Giving Kids the History of Healthy Sight

The inspiration for the Eye Mobile came from Jermane Mayberry, an offensive guard drafted by the Philadelphia Eagles in 1996. As a child, Mayberry suffered from an underdeveloped optic nerve in his left eye. The condition was so debilitating that he decided to do something to help prevent eye disease in children.

Today, with the added support of Vision to Learn, the Eagles Eye Mobile now has five mobile vision clinics in Philadelphia. To date, more than 61,000 students have received eye exams and more than 46,000 students have received eyeglasses, free of charge.

What the Research Says

While we know our program works, a recent groundbreaking study provided further proof of our success. Researchers from the Center for Research and Reform in Education and the Wilmer Eye Institute at Johns Hopkins University recently published a study in JAMA Ophthalmology showing that the children who received glasses did better in school.

The study also showed the impacts were greater than more costly measures such as lengthening the school day, providing computers, or creating charter schools. The children who showed the biggest gains — the equivalent of an extra four to six months of learning — were students in the bottom quarter of their class academically and students with learning difference and disabilities.

Looking Ahead

Every child deserves the opportunity to learn without barriers such as poor eye care. We’re grateful for the support we receive from the Independence Blue Cross Foundation and others who help us create more equity for children. We’re excited about the expansion of our program and look forward to serving more children in the region.


Dr. Peter Silberman
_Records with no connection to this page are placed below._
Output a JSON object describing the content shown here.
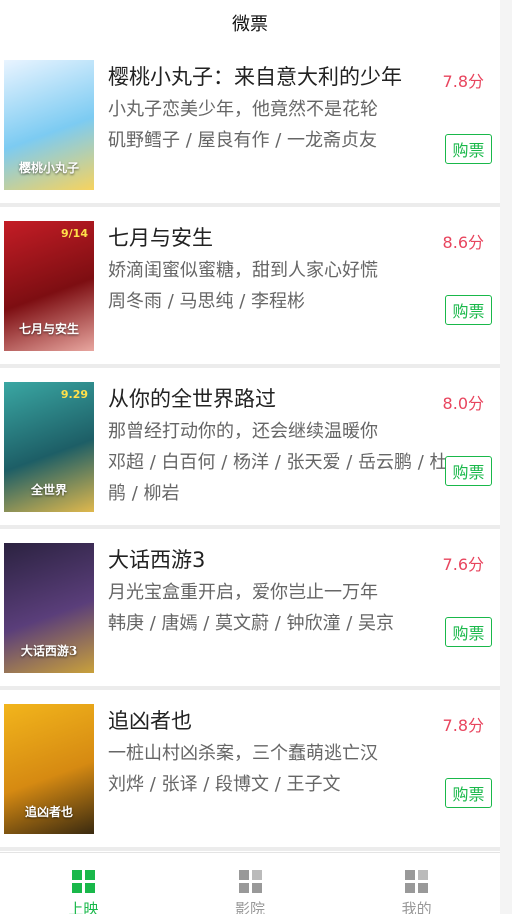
{
  "header": {
    "title": "微票"
  },
  "movies": [
    {
      "title": "樱桃小丸子：来自意大利的少年",
      "description": "小丸子恋美少年，他竟然不是花轮",
      "cast": "矶野鳕子 / 屋良有作 / 一龙斋贞友",
      "score": "7.8分",
      "buy_label": "购票"
    },
    {
      "title": "七月与安生",
      "description": "娇滴闺蜜似蜜糖，甜到人家心好慌",
      "cast": "周冬雨 / 马思纯 / 李程彬",
      "score": "8.6分",
      "buy_label": "购票"
    },
    {
      "title": "从你的全世界路过",
      "description": "那曾经打动你的，还会继续温暖你",
      "cast": "邓超 / 白百何 / 杨洋 / 张天爱 / 岳云鹏 / 杜鹃 / 柳岩",
      "score": "8.0分",
      "buy_label": "购票"
    },
    {
      "title": "大话西游3",
      "description": "月光宝盒重开启，爱你岂止一万年",
      "cast": "韩庚 / 唐嫣 / 莫文蔚 / 钟欣潼 / 吴京",
      "score": "7.6分",
      "buy_label": "购票"
    },
    {
      "title": "追凶者也",
      "description": "一桩山村凶杀案，三个蠢萌逃亡汉",
      "cast": "刘烨 / 张译 / 段博文 / 王子文",
      "score": "7.8分",
      "buy_label": "购票"
    }
  ],
  "posters": [
    {
      "text": "樱桃小丸子",
      "date": "",
      "colors": [
        "#e9f4ff",
        "#7ccbf2",
        "#f7d35e"
      ]
    },
    {
      "text": "七月与安生",
      "date": "9/14",
      "colors": [
        "#c41d26",
        "#7d0e12",
        "#e8a7a0"
      ]
    },
    {
      "text": "全世界",
      "date": "9.29",
      "colors": [
        "#3aa7a3",
        "#1d5e66",
        "#e0b84d"
      ]
    },
    {
      "text": "大话西游3",
      "date": "",
      "colors": [
        "#2b2240",
        "#5a3e7a",
        "#c9a13b"
      ]
    },
    {
      "text": "追凶者也",
      "date": "",
      "colors": [
        "#f2b51c",
        "#d68a12",
        "#3a2a10"
      ]
    }
  ],
  "tabs": [
    {
      "label": "上映",
      "active": true,
      "icon": "grid-icon"
    },
    {
      "label": "影院",
      "active": false,
      "icon": "grid-icon"
    },
    {
      "label": "我的",
      "active": false,
      "icon": "grid-icon"
    }
  ],
  "colors": {
    "accent": "#19b84a",
    "score": "#e8455e",
    "tab_inactive": "#999999"
  }
}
Dr. Peter Silberman came to Vision to Learn after 13 years in education, including as a secondary administrator, counselor and teacher, and education professor. As Chief Growth Officer, Pete focuses on strategies for sustainable scaling to bring critical vision care to more students in need across the country. Dr. Silberman earned his doctorate in Education from the University of California, Los Angeles, and his BA from the University of Pennsylvania. He lives in Philadelphia with his wife and two daughters.